Well, folks, I'm confused.
First, Eduwonk tells me
I'm reading the wrong polls (insinuating of course that people really do love NCLB).
Then, today, he links to an op-ed
by NYT columnist Samuel Freedman, who writes:
Polling last fall by the Joint Center for Political and Economic Studies, a Washington research group that focuses on African-American issues, found that 23 percent of blacks rated No Child Left Behind as good or excellent, while 67 percent called it fair or poor. (The corresponding figures for all respondents, regardless of race, were 32 and 56.)
So I suppose that poll -- like the PDK/Gallup one I cited
-- was a push poll, too? Please.
The point is simple. In every poll I've seen -- by conservative, liberal, or centrist organizations -- the majority of respondents don't know much about NCLB. I'm convinced that when they do -- because a neighborhood school is closed or their child is held back because of failure on one test -- they won't like it. (As evidenced by the two polls cited above, those who do know about it, beyond its name, already don't like it.) Apparently the Department of Education agrees with me or they wouldn't spend $700,000 making "public service announcements" to convince us.
Eduwonk tells me that I can't deal with the fact that so many on the left support NCLB. First of all, I doubt the claim.

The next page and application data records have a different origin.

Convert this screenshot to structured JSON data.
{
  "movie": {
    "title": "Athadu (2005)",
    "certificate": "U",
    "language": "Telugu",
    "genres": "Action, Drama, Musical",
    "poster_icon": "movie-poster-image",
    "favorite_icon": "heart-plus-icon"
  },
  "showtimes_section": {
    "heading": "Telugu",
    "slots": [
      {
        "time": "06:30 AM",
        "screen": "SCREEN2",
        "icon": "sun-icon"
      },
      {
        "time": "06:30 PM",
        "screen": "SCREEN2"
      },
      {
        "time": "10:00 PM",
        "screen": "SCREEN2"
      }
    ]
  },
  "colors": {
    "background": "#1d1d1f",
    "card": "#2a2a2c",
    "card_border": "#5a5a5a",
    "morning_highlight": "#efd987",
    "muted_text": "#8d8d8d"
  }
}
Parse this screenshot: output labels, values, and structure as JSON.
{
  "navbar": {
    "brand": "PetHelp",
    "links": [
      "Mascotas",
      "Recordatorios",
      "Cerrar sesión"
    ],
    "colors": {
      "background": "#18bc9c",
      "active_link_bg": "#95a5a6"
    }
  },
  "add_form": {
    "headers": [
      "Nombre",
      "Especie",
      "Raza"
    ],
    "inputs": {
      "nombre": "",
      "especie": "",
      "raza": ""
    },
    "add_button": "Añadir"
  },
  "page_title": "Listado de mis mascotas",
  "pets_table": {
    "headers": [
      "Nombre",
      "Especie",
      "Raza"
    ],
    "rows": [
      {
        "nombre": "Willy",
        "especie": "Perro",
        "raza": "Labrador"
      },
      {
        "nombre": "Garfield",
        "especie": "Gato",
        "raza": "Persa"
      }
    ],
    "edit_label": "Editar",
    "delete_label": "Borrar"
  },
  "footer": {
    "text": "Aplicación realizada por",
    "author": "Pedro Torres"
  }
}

Secondly, so what? I seem to recall dozens of liberals that supported the War in Iraq. How's that been going lately?
And finally, thanks Eduwonk, for introducing me to my new favorite word: snarky
. It's how I feel when I think about No Child Left Behind.